● **WHAT THE TASK ASKS**: Repeat the whole listing below exactly as it reads.

BEGIN

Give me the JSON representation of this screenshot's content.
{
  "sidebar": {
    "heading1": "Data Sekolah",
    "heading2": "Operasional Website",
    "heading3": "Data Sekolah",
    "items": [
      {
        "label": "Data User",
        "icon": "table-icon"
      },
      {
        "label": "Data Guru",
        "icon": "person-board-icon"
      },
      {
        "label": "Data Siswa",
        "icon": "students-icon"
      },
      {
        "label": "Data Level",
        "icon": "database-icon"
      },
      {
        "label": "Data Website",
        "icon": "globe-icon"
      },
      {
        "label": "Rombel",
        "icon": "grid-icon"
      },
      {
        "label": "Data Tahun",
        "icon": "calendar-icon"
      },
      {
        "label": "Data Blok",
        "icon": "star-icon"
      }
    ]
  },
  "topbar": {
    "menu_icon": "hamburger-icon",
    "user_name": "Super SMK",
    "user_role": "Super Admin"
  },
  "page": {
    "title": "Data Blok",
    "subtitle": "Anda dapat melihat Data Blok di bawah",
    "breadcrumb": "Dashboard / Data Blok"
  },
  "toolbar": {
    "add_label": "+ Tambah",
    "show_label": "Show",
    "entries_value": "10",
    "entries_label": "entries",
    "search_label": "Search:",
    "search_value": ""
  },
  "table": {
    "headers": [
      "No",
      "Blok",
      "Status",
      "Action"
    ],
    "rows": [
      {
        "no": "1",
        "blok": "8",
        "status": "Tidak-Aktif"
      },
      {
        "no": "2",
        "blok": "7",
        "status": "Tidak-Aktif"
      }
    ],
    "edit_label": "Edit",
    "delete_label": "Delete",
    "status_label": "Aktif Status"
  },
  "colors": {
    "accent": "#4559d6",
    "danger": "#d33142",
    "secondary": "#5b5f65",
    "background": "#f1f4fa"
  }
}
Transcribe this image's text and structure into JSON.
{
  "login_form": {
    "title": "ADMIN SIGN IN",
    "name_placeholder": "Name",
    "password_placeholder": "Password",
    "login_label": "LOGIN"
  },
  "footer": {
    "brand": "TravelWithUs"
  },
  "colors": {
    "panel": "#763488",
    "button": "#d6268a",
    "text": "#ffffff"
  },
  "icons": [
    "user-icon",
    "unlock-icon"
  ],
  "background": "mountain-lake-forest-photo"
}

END

● **ANSWER**:
Give me the JSON representation of this screenshot's content.
{
  "sidebar": {
    "heading1": "Data Sekolah",
    "heading2": "Operasional Website",
    "heading3": "Data Sekolah",
    "items": [
      {
        "label": "Data User",
        "icon": "table-icon"
      },
      {
        "label": "Data Guru",
        "icon": "person-board-icon"
      },
      {
        "label": "Data Siswa",
        "icon": "students-icon"
      },
      {
        "label": "Data Level",
        "icon": "database-icon"
      },
      {
        "label": "Data Website",
        "icon": "globe-icon"
      },
      {
        "label": "Rombel",
        "icon": "grid-icon"
      },
      {
        "label": "Data Tahun",
        "icon": "calendar-icon"
      },
      {
        "label": "Data Blok",
        "icon": "star-icon"
      }
    ]
  },
  "topbar": {
    "menu_icon": "hamburger-icon",
    "user_name": "Super SMK",
    "user_role": "Super Admin"
  },
  "page": {
    "title": "Data Blok",
    "subtitle": "Anda dapat melihat Data Blok di bawah",
    "breadcrumb": "Dashboard / Data Blok"
  },
  "toolbar": {
    "add_label": "+ Tambah",
    "show_label": "Show",
    "entries_value": "10",
    "entries_label": "entries",
    "search_label": "Search:",
    "search_value": ""
  },
  "table": {
    "headers": [
      "No",
      "Blok",
      "Status",
      "Action"
    ],
    "rows": [
      {
        "no": "1",
        "blok": "8",
        "status": "Tidak-Aktif"
      },
      {
        "no": "2",
        "blok": "7",
        "status": "Tidak-Aktif"
      }
    ],
    "edit_label": "Edit",
    "delete_label": "Delete",
    "status_label": "Aktif Status"
  },
  "colors": {
    "accent": "#4559d6",
    "danger": "#d33142",
    "secondary": "#5b5f65",
    "background": "#f1f4fa"
  }
}
Transcribe this image's text and structure into JSON.
{
  "login_form": {
    "title": "ADMIN SIGN IN",
    "name_placeholder": "Name",
    "password_placeholder": "Password",
    "login_label": "LOGIN"
  },
  "footer": {
    "brand": "TravelWithUs"
  },
  "colors": {
    "panel": "#763488",
    "button": "#d6268a",
    "text": "#ffffff"
  },
  "icons": [
    "user-icon",
    "unlock-icon"
  ],
  "background": "mountain-lake-forest-photo"
}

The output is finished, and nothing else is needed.